Dominic Raab has suggested that the highly anticipated Sue Gray report into parties at No 10 will not be published in full.
Although the Justice Secretary said there would be “full transparency” around the Gray report, he refused to confirm that it would be published in full.
Asked if the public will be permitted to see the report in totality, Mr Raab told the BBC’s Sunday Morning programme: “The substances of the findings will be. There will be full transparency.”
When pressed on whether the report will be published in full, Mr Raab said: “I’m not quite sure the shape and form it will come, but the PM has been clear there will be full transparency around this so that people can see.”
Last week Tory MPs raised concerns that Ms Gray’s report could be redacted, prompting calls for all senior figures referenced in the inquiry to be named. However, No 10 has previously insisted that the report will be published in full.
Angela Rayner, Labour’s deputy leader, stressed that “all accompanying evidence” must be disclosed after Ms Gray presents her report to the prime minister.
She said: “Boris Johnson cannot be allowed to cover-up or obscure any of the truth when he has insisted on a hugely protracted internal probe to tell him which parties he attended and what happened in his own home.”
Inquiry widened to include allegations of parties in Downing Street flat
Meanwhile, in what will be seen as a further blow to the Prime Minister, The Sunday Times reported Ms Gray has widened her inquiry to include allegations that parties were held in his Downing Street flat.
The paper said that two aides, Henry Newman and Josh Grimstone – both said to be friends of Mr Johnson’s wife Carrie – visited the flat over No 11 on numerous occasions during lockdown.
Initially Ms Gray was said to have accepted the visits were for work purposes, however investigators were reported to have questioned why they were spending so much time in Downing Street when they were working for the Cabinet Office.
Mr Raab insisted Tory MPs were rallying behind the Mr Johnson although he acknowledged the PM would have to resign if he was found to have misled Parliament.
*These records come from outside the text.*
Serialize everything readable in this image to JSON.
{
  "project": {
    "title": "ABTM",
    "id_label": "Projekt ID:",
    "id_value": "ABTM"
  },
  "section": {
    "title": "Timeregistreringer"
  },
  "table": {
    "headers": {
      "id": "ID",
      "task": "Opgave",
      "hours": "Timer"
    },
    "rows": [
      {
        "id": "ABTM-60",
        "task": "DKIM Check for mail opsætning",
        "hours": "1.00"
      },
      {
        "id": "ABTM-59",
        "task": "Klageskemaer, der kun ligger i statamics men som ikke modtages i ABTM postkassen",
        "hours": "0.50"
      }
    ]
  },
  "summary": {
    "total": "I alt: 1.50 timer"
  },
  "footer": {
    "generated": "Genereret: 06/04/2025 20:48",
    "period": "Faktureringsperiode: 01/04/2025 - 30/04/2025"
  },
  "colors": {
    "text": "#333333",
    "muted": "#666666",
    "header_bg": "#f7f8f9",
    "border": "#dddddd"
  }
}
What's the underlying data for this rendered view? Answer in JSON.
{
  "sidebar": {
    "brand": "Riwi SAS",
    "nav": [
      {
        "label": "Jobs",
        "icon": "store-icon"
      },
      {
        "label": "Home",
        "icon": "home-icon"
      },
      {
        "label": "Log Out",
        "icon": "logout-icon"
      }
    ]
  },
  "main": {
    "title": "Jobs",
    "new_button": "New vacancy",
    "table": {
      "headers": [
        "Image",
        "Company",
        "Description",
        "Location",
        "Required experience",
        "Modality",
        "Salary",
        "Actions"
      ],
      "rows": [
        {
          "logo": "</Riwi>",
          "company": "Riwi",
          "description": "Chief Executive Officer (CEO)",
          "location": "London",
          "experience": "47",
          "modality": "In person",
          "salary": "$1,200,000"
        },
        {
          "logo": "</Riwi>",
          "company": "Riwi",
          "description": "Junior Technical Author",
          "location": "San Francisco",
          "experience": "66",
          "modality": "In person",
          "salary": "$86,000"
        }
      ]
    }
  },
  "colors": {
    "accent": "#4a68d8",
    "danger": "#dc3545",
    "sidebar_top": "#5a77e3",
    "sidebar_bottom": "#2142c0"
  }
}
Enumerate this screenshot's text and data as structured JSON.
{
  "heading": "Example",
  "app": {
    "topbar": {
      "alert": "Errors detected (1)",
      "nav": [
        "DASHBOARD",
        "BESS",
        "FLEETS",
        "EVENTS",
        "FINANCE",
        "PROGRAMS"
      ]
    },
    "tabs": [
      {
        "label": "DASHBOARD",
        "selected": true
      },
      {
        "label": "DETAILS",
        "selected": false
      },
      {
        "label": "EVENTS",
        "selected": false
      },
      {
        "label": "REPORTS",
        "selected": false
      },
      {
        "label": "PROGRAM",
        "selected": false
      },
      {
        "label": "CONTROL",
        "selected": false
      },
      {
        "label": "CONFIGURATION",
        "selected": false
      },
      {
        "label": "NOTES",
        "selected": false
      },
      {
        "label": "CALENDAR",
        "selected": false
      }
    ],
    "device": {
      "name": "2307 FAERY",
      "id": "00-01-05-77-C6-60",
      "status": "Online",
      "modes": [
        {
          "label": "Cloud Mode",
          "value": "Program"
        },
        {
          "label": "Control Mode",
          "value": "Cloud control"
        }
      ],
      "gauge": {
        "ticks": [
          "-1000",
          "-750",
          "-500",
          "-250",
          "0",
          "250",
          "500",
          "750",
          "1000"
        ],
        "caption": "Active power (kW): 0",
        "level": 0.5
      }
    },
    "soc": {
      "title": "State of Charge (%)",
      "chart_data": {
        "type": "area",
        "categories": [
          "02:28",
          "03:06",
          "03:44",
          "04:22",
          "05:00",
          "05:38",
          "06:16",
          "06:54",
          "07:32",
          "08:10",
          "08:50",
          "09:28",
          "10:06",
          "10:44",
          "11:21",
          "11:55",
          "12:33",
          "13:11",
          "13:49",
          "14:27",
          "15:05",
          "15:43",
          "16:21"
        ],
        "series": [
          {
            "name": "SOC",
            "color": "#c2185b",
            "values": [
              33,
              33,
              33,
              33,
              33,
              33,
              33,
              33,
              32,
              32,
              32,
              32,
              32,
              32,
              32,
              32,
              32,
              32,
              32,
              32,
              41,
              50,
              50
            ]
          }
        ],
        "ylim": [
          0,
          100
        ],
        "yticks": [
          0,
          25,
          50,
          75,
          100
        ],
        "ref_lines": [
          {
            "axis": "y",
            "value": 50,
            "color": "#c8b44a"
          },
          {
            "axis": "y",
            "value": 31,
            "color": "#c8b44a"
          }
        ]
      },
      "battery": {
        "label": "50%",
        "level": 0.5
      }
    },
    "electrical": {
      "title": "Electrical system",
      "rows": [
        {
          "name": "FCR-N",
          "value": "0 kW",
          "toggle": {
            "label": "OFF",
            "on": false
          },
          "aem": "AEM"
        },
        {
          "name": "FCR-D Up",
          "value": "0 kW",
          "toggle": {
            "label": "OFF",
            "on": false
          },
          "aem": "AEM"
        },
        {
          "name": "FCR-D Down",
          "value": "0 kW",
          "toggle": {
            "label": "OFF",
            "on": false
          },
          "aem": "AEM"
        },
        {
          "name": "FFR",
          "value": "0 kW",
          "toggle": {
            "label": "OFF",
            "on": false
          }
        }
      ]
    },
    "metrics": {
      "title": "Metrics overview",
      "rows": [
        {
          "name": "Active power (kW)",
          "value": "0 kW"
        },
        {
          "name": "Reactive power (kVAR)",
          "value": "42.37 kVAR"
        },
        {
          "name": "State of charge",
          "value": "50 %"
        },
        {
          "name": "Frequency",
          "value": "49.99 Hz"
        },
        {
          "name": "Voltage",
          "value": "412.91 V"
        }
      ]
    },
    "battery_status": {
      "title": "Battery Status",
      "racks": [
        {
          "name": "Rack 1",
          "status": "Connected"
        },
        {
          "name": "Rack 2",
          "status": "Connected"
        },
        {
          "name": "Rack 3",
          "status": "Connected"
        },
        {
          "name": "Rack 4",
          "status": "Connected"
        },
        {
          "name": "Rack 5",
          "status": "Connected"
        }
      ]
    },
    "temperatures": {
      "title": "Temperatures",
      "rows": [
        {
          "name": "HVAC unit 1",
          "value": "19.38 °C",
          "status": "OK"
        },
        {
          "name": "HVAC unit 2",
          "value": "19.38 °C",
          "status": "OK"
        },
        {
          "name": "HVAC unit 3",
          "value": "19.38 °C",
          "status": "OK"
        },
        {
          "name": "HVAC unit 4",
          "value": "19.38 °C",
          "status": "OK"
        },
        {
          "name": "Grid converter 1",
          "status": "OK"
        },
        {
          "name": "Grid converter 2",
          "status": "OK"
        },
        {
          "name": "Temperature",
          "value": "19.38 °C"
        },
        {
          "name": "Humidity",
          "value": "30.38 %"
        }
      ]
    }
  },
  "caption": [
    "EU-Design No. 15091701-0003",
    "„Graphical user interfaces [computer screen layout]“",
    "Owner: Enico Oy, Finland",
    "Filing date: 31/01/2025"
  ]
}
“The code of conduct for ministers is very clear that if you mislead Parliament it is a resigning matter,” he told the BBC’s Sunday Morning programme.